┌────────

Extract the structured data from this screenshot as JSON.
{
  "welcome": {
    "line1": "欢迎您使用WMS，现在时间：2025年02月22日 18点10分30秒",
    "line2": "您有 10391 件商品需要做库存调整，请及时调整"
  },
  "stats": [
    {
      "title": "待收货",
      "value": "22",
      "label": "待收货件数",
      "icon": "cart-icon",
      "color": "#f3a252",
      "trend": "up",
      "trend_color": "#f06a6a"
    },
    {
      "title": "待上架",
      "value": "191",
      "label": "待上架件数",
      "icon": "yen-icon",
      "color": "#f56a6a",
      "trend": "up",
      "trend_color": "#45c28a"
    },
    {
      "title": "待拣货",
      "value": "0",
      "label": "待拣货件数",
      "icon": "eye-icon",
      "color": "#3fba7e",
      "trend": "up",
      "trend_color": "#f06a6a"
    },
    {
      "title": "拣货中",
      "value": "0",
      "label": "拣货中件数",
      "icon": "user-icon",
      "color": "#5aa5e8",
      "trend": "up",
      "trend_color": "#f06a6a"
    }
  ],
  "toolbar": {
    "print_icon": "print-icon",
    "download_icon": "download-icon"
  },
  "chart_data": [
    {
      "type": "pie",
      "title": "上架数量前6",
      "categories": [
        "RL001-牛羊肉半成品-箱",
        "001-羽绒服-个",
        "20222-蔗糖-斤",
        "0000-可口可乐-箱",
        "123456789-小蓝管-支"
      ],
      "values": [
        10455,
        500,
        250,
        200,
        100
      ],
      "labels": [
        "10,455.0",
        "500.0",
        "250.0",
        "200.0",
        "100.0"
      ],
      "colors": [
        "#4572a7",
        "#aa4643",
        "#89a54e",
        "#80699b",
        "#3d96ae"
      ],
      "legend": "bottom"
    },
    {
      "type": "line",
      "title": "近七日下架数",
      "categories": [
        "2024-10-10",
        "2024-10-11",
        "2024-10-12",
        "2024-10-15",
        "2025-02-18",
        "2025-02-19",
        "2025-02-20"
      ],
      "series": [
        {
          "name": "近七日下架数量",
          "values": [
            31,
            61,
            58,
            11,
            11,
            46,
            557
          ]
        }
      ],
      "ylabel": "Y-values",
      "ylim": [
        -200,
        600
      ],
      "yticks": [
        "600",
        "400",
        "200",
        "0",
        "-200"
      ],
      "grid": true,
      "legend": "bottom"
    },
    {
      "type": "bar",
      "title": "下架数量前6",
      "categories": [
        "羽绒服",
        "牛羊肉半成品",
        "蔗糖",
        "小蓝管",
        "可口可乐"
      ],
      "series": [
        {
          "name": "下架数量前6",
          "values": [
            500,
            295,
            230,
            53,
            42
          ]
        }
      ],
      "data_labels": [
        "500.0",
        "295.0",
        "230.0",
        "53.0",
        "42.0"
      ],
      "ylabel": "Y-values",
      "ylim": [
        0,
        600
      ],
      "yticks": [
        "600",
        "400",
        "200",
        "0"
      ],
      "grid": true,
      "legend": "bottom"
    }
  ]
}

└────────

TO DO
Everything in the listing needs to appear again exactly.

OUTPUT OF THE TASK
Extract the structured data from this screenshot as JSON.
{
  "welcome": {
    "line1": "欢迎您使用WMS，现在时间：2025年02月22日 18点10分30秒",
    "line2": "您有 10391 件商品需要做库存调整，请及时调整"
  },
  "stats": [
    {
      "title": "待收货",
      "value": "22",
      "label": "待收货件数",
      "icon": "cart-icon",
      "color": "#f3a252",
      "trend": "up",
      "trend_color": "#f06a6a"
    },
    {
      "title": "待上架",
      "value": "191",
      "label": "待上架件数",
      "icon": "yen-icon",
      "color": "#f56a6a",
      "trend": "up",
      "trend_color": "#45c28a"
    },
    {
      "title": "待拣货",
      "value": "0",
      "label": "待拣货件数",
      "icon": "eye-icon",
      "color": "#3fba7e",
      "trend": "up",
      "trend_color": "#f06a6a"
    },
    {
      "title": "拣货中",
      "value": "0",
      "label": "拣货中件数",
      "icon": "user-icon",
      "color": "#5aa5e8",
      "trend": "up",
      "trend_color": "#f06a6a"
    }
  ],
  "toolbar": {
    "print_icon": "print-icon",
    "download_icon": "download-icon"
  },
  "chart_data": [
    {
      "type": "pie",
      "title": "上架数量前6",
      "categories": [
        "RL001-牛羊肉半成品-箱",
        "001-羽绒服-个",
        "20222-蔗糖-斤",
        "0000-可口可乐-箱",
        "123456789-小蓝管-支"
      ],
      "values": [
        10455,
        500,
        250,
        200,
        100
      ],
      "labels": [
        "10,455.0",
        "500.0",
        "250.0",
        "200.0",
        "100.0"
      ],
      "colors": [
        "#4572a7",
        "#aa4643",
        "#89a54e",
        "#80699b",
        "#3d96ae"
      ],
      "legend": "bottom"
    },
    {
      "type": "line",
      "title": "近七日下架数",
      "categories": [
        "2024-10-10",
        "2024-10-11",
        "2024-10-12",
        "2024-10-15",
        "2025-02-18",
        "2025-02-19",
        "2025-02-20"
      ],
      "series": [
        {
          "name": "近七日下架数量",
          "values": [
            31,
            61,
            58,
            11,
            11,
            46,
            557
          ]
        }
      ],
      "ylabel": "Y-values",
      "ylim": [
        -200,
        600
      ],
      "yticks": [
        "600",
        "400",
        "200",
        "0",
        "-200"
      ],
      "grid": true,
      "legend": "bottom"
    },
    {
      "type": "bar",
      "title": "下架数量前6",
      "categories": [
        "羽绒服",
        "牛羊肉半成品",
        "蔗糖",
        "小蓝管",
        "可口可乐"
      ],
      "series": [
        {
          "name": "下架数量前6",
          "values": [
            500,
            295,
            230,
            53,
            42
          ]
        }
      ],
      "data_labels": [
        "500.0",
        "295.0",
        "230.0",
        "53.0",
        "42.0"
      ],
      "ylabel": "Y-values",
      "ylim": [
        0,
        600
      ],
      "yticks": [
        "600",
        "400",
        "200",
        "0"
      ],
      "grid": true,
      "legend": "bottom"
    }
  ]
}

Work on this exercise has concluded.